§ **Stored items from a collection**:
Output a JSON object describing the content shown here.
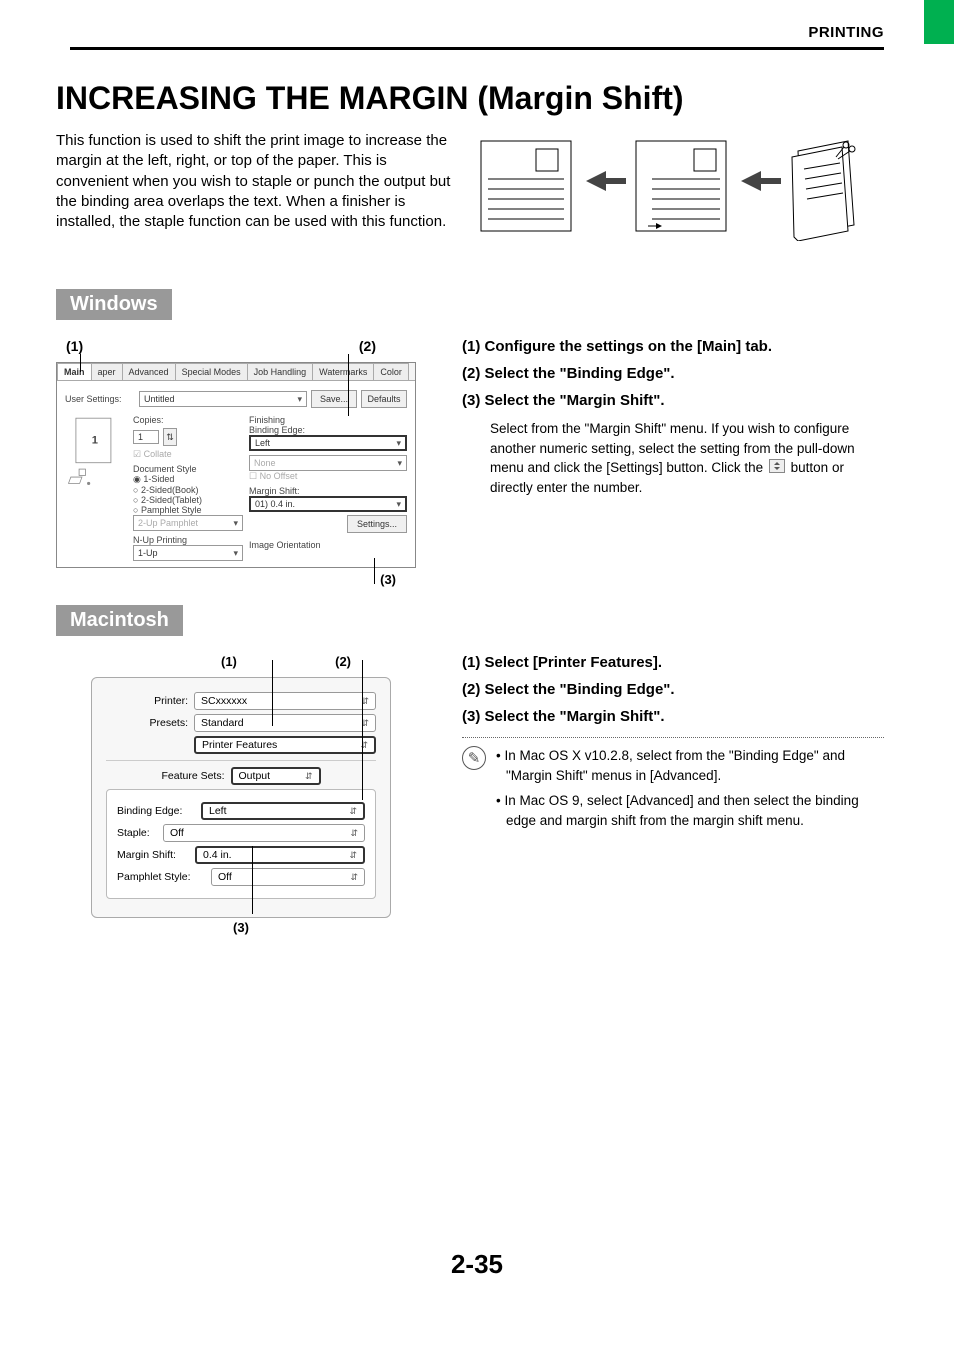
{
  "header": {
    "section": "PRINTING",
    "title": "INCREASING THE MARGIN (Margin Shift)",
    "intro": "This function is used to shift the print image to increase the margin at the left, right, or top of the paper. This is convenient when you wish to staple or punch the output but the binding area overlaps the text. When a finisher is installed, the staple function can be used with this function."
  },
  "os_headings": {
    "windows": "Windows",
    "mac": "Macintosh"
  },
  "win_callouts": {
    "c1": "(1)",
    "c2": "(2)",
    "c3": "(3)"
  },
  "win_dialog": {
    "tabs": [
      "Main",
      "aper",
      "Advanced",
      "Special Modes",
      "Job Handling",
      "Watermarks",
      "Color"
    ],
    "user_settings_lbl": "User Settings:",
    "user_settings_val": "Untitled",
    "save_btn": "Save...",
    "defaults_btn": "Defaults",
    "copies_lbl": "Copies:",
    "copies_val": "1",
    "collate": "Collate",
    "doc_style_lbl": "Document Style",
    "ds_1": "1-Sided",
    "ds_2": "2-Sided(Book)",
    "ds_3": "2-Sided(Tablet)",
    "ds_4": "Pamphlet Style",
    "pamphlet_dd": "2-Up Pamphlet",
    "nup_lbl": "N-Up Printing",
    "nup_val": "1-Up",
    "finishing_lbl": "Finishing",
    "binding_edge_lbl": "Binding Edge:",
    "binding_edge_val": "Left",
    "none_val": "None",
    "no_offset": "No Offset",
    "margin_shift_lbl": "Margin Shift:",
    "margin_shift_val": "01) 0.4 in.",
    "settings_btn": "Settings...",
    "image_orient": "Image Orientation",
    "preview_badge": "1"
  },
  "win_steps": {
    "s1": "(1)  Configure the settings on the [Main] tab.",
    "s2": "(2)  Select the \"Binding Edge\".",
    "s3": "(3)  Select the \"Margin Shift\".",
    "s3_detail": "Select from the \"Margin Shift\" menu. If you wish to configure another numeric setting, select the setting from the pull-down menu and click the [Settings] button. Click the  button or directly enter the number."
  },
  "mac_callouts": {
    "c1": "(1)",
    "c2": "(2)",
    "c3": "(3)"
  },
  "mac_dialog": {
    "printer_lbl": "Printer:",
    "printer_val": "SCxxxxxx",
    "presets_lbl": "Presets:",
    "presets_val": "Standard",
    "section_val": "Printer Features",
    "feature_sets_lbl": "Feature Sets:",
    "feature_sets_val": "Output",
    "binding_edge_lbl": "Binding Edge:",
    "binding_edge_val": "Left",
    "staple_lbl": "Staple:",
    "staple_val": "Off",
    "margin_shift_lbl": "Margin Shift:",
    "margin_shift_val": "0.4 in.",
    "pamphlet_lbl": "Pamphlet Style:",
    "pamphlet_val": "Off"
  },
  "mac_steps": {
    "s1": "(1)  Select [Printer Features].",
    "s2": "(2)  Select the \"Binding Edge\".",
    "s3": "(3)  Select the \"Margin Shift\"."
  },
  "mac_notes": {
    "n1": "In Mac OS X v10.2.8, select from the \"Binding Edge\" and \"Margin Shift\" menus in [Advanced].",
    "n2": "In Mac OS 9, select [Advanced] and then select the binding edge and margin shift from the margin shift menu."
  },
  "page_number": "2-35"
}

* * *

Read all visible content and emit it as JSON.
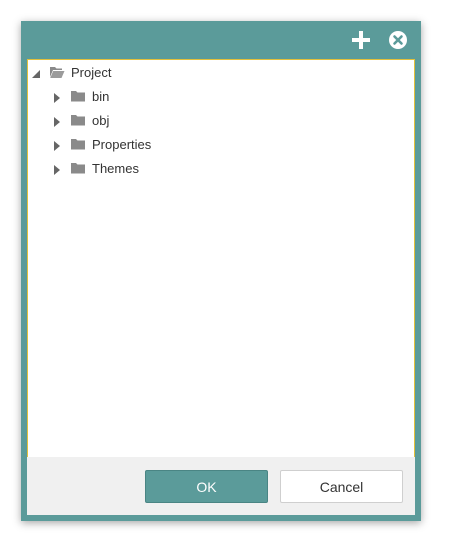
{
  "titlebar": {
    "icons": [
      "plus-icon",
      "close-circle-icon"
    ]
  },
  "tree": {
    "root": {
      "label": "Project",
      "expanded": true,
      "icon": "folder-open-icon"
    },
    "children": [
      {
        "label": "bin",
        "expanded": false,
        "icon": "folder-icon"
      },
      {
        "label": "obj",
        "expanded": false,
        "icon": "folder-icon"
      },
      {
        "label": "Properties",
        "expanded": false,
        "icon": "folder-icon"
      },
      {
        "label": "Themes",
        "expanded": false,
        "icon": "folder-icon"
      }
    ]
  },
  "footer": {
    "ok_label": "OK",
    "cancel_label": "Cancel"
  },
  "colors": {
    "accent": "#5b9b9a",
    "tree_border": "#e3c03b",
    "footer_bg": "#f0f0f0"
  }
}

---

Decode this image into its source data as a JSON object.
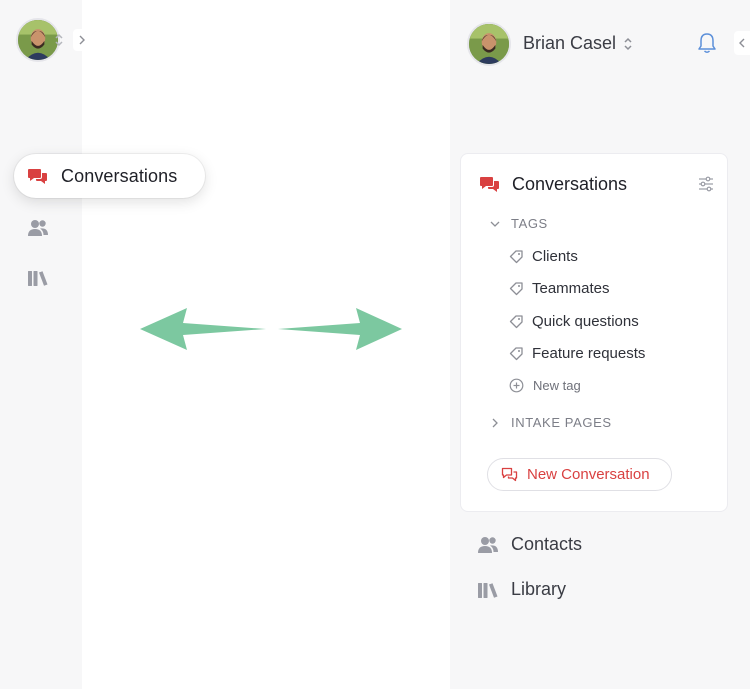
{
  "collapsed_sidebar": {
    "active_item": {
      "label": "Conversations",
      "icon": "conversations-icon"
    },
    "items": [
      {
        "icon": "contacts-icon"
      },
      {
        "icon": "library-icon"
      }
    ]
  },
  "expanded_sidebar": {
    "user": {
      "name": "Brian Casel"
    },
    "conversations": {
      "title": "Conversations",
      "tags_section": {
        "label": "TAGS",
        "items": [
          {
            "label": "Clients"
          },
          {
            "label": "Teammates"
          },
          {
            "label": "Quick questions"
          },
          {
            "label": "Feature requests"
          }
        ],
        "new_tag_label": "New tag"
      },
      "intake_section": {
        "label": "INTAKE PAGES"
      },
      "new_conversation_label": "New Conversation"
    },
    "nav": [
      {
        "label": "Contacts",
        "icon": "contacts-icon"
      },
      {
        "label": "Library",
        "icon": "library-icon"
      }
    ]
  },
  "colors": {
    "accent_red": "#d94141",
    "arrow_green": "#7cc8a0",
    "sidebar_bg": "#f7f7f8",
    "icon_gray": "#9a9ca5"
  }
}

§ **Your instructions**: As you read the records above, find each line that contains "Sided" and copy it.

§ **Completed exercise**:
    "ds_1": "1-Sided",
    "ds_2": "2-Sided(Book)",
    "ds_3": "2-Sided(Tablet)",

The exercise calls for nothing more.